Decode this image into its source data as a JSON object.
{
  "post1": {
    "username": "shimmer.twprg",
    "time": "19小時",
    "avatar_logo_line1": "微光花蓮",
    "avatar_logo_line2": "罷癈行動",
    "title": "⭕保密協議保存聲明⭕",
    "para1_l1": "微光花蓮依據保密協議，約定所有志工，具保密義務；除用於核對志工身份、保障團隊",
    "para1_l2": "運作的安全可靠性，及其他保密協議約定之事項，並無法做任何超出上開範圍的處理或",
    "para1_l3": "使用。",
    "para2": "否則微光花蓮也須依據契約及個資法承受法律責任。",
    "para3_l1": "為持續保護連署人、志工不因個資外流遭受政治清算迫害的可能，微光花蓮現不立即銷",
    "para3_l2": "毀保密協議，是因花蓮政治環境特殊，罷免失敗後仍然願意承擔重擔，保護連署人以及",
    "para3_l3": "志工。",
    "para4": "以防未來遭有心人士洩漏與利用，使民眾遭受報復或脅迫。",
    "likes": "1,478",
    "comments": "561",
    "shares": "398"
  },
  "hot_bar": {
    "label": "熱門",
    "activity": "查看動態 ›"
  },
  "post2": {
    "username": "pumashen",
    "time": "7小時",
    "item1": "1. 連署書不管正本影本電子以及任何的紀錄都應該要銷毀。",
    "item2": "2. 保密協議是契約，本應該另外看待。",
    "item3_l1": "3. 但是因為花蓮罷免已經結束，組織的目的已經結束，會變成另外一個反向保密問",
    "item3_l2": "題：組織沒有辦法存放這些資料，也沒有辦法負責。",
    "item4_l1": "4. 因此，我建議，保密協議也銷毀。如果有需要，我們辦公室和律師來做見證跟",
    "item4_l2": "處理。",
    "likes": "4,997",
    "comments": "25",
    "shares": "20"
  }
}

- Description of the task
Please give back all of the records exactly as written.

- Result of the task
Decode this image into its source data as a JSON object.
{
  "post1": {
    "username": "shimmer.twprg",
    "time": "19小時",
    "avatar_logo_line1": "微光花蓮",
    "avatar_logo_line2": "罷癈行動",
    "title": "⭕保密協議保存聲明⭕",
    "para1_l1": "微光花蓮依據保密協議，約定所有志工，具保密義務；除用於核對志工身份、保障團隊",
    "para1_l2": "運作的安全可靠性，及其他保密協議約定之事項，並無法做任何超出上開範圍的處理或",
    "para1_l3": "使用。",
    "para2": "否則微光花蓮也須依據契約及個資法承受法律責任。",
    "para3_l1": "為持續保護連署人、志工不因個資外流遭受政治清算迫害的可能，微光花蓮現不立即銷",
    "para3_l2": "毀保密協議，是因花蓮政治環境特殊，罷免失敗後仍然願意承擔重擔，保護連署人以及",
    "para3_l3": "志工。",
    "para4": "以防未來遭有心人士洩漏與利用，使民眾遭受報復或脅迫。",
    "likes": "1,478",
    "comments": "561",
    "shares": "398"
  },
  "hot_bar": {
    "label": "熱門",
    "activity": "查看動態 ›"
  },
  "post2": {
    "username": "pumashen",
    "time": "7小時",
    "item1": "1. 連署書不管正本影本電子以及任何的紀錄都應該要銷毀。",
    "item2": "2. 保密協議是契約，本應該另外看待。",
    "item3_l1": "3. 但是因為花蓮罷免已經結束，組織的目的已經結束，會變成另外一個反向保密問",
    "item3_l2": "題：組織沒有辦法存放這些資料，也沒有辦法負責。",
    "item4_l1": "4. 因此，我建議，保密協議也銷毀。如果有需要，我們辦公室和律師來做見證跟",
    "item4_l2": "處理。",
    "likes": "4,997",
    "comments": "25",
    "shares": "20"
  }
}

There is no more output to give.